You know it’s a bull market when a stock falls 5% and I get a rain of emails asking what’s wrong with that company. This is what’s happening in gold stocks lately.

A 5% move is usually no more than a blip. But when the world is watching a sector obsessively … 5% can seem devastating.

Gold miners have eased off their recent highs. You can see what I mean from this chart of the VanEck Vectors Gold Miners ETF (NYSE: GDX):

Chart showing that GDX has risen since march and then been flat since May.

As you can see, from mid-March to mid-May, the fund ripped higher. It rallied nearly 100% over that period. But since then, it has fallen 14%.

At the same time, the price of gold has fallen about 2%. It peaked in mid-April and has moved gently sideways since then. We call that “sandpapering,” because it grinds down investors. And that can drive impatient investors crazy. They can’t stand it when a stock is doing basically nothing.

That’s what happened to GDX shares. Speculators got impatient and sold their shares. We know not just because the price fell slightly — but we can see it in the share count, too, which is down from its April high.

The Gold Miners Fund Is Not Falling

You see, GDX is an exchange-traded fund (ETF) that trades just like a stock. But instead of shares, investors buy units. And while these units can be bought and sold between investors, the fund manages the number of units available. They do this to keep GDX’s asset value close to the actual value of the shares of the companies it owns.

That sounds complicated, but it isn’t. It just means that the number of units available changes depending on investor demand. So, during periods of high demand, GDX issues lots of units. And during periods of low demand, the number of units falls.

That’s what we have seen over the last few weeks … the number of GDX units has fallen. That direction is important because it’s a quick and dirty gauge of investor sentiment. When GDX’s share count is going down, investors are selling. And the reason is simple, investors are taking profits as the gold price moves sideways.

And that’s not a bad idea. Readers of my Real Wealth Strategist newsletter have seen me recommend gold throughout this bull market. And I just recommended that they take profits on a couple of big winners. We just sold half our positions in the biggest winners. That way, we have less risk and huge upside.

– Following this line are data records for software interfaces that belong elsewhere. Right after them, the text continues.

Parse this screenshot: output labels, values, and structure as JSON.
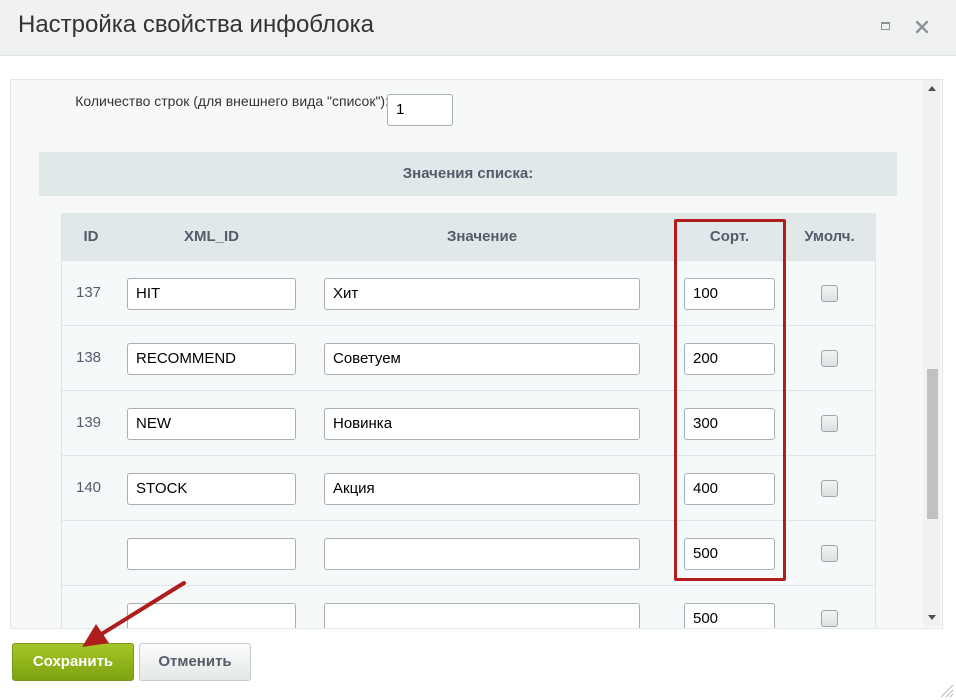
{
  "dialog": {
    "title": "Настройка свойства инфоблока"
  },
  "form": {
    "row_count_label": "Количество строк (для внешнего вида \"список\"):",
    "row_count_value": "1",
    "section_title": "Значения списка:"
  },
  "table": {
    "headers": {
      "id": "ID",
      "xml_id": "XML_ID",
      "value": "Значение",
      "sort": "Сорт.",
      "default": "Умолч."
    },
    "rows": [
      {
        "id": "137",
        "xml_id": "HIT",
        "value": "Хит",
        "sort": "100",
        "default": false
      },
      {
        "id": "138",
        "xml_id": "RECOMMEND",
        "value": "Советуем",
        "sort": "200",
        "default": false
      },
      {
        "id": "139",
        "xml_id": "NEW",
        "value": "Новинка",
        "sort": "300",
        "default": false
      },
      {
        "id": "140",
        "xml_id": "STOCK",
        "value": "Акция",
        "sort": "400",
        "default": false
      },
      {
        "id": "",
        "xml_id": "",
        "value": "",
        "sort": "500",
        "default": false
      },
      {
        "id": "",
        "xml_id": "",
        "value": "",
        "sort": "500",
        "default": false
      }
    ]
  },
  "buttons": {
    "save": "Сохранить",
    "cancel": "Отменить"
  },
  "colors": {
    "highlight": "#b01d1d",
    "save_button": "#8fb41b",
    "header_bg": "#e0e8ea"
  },
  "icons": {
    "maximize": "maximize-icon",
    "close": "close-icon",
    "arrow": "red-arrow-icon"
  }
}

And in this market, limiting our risk is key. But we don’t want to sell all of our position because the gold price will come out of this sandpaper period and move higher again.

It must, because the Federal Reserve Chairman Jerome Powell told the world that America’s central bank won’t raise interest rates for at least two years. That means investors, looking for higher interest rates, will sell their dollars. This makes the dollar’s value fall, in terms of other currencies, including gold and other precious metals. Which makes the gold price go up, in dollars.

So, it’s a matter of time before gold prices begin to run higher again. And it’s not just gold followers like me who are saying so. Technical traders are getting in on the action too. My colleague Chad Shoop, our resident technical trading master, sees gold rallying as soon as this month.

So, take some cash off the table now, but don’t sell all your gold miners … because 2020 is the year gold breaks its 2011 high price.

Good investing,

Matt Badiali

Matt Badiali

Editor, Real Wealth Strategist